▸ **Directions**
Every line of the data below should be repeated exactly, and no picture should be copied.

▸ **Material to process**
-----

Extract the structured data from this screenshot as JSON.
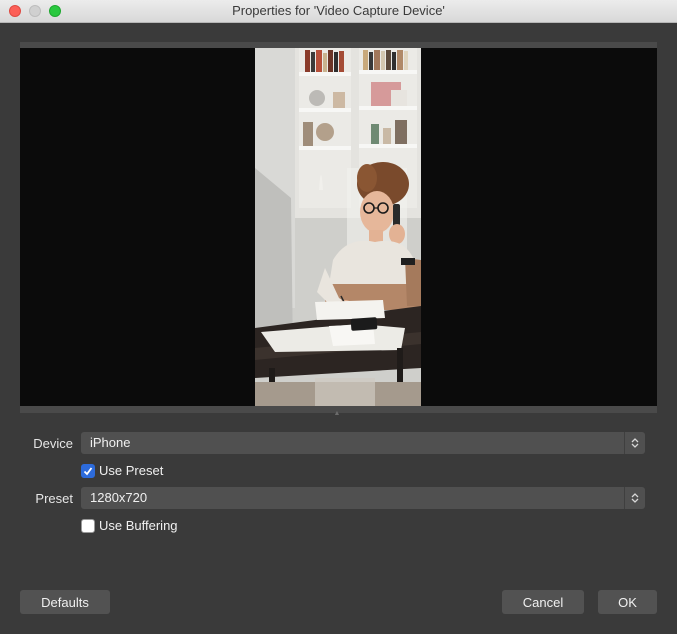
{
  "window": {
    "title": "Properties for 'Video Capture Device'"
  },
  "form": {
    "device_label": "Device",
    "device_value": "iPhone",
    "use_preset_label": "Use Preset",
    "use_preset_checked": true,
    "preset_label": "Preset",
    "preset_value": "1280x720",
    "use_buffering_label": "Use Buffering",
    "use_buffering_checked": false
  },
  "buttons": {
    "defaults": "Defaults",
    "cancel": "Cancel",
    "ok": "OK"
  },
  "icons": {
    "close": "close-icon",
    "minimize": "minimize-icon",
    "maximize": "maximize-icon",
    "combo_arrows": "chevron-up-down-icon",
    "checkmark": "checkmark-icon"
  },
  "colors": {
    "accent": "#2d6bdb",
    "window_bg": "#3a3a3a",
    "control_bg": "#505050",
    "preview_bg": "#0b0b0b"
  }
}
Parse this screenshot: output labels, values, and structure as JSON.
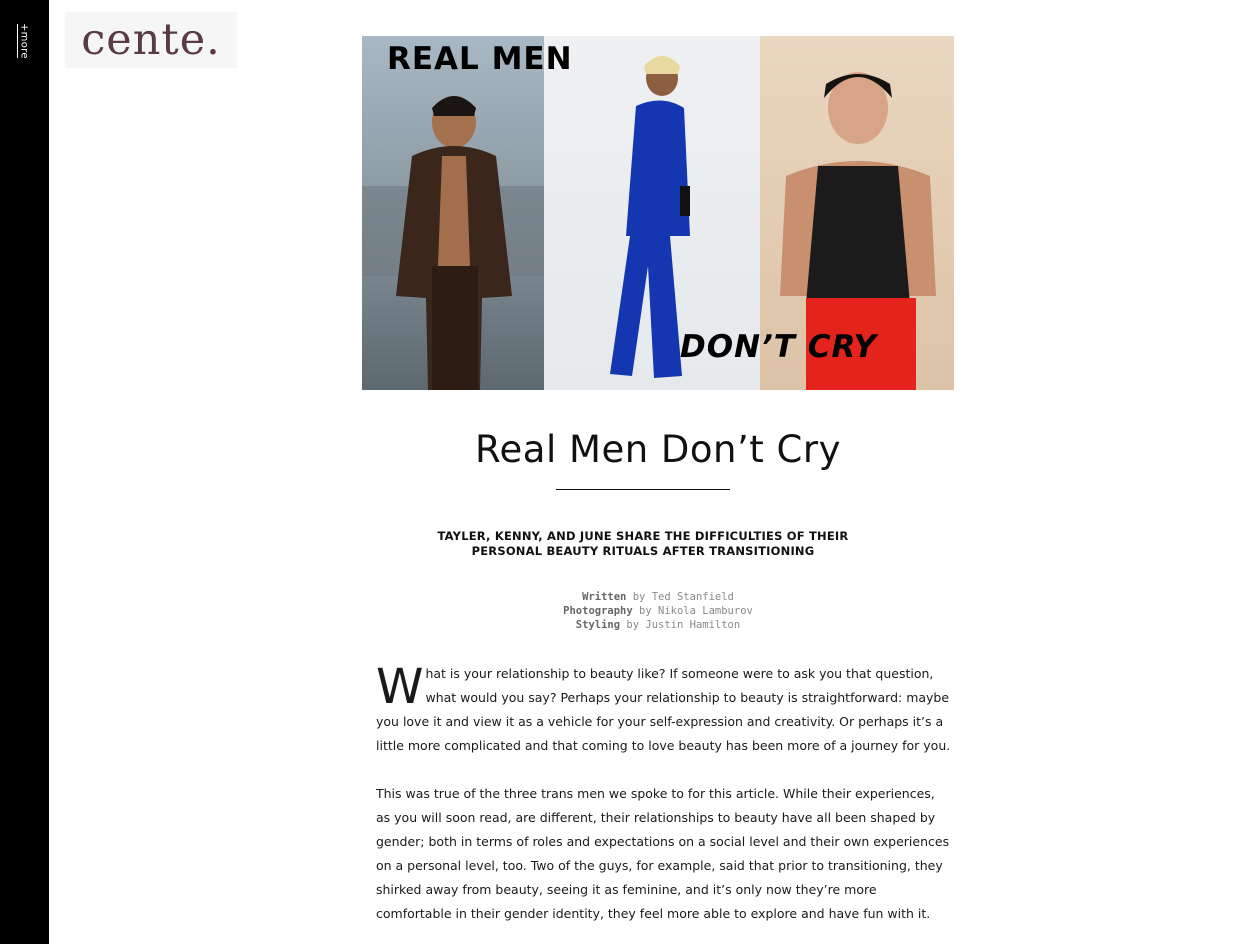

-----

▸ **Result**
Extract the structured data from this screenshot as JSON.
{
  "window": {
    "title": "Properties for 'Video Capture Device'"
  },
  "form": {
    "device_label": "Device",
    "device_value": "iPhone",
    "use_preset_label": "Use Preset",
    "use_preset_checked": true,
    "preset_label": "Preset",
    "preset_value": "1280x720",
    "use_buffering_label": "Use Buffering",
    "use_buffering_checked": false
  },
  "buttons": {
    "defaults": "Defaults",
    "cancel": "Cancel",
    "ok": "OK"
  },
  "icons": {
    "close": "close-icon",
    "minimize": "minimize-icon",
    "maximize": "maximize-icon",
    "combo_arrows": "chevron-up-down-icon",
    "checkmark": "checkmark-icon"
  },
  "colors": {
    "accent": "#2d6bdb",
    "window_bg": "#3a3a3a",
    "control_bg": "#505050",
    "preview_bg": "#0b0b0b"
  }
}
Parse this screenshot: output labels, values, and structure as JSON.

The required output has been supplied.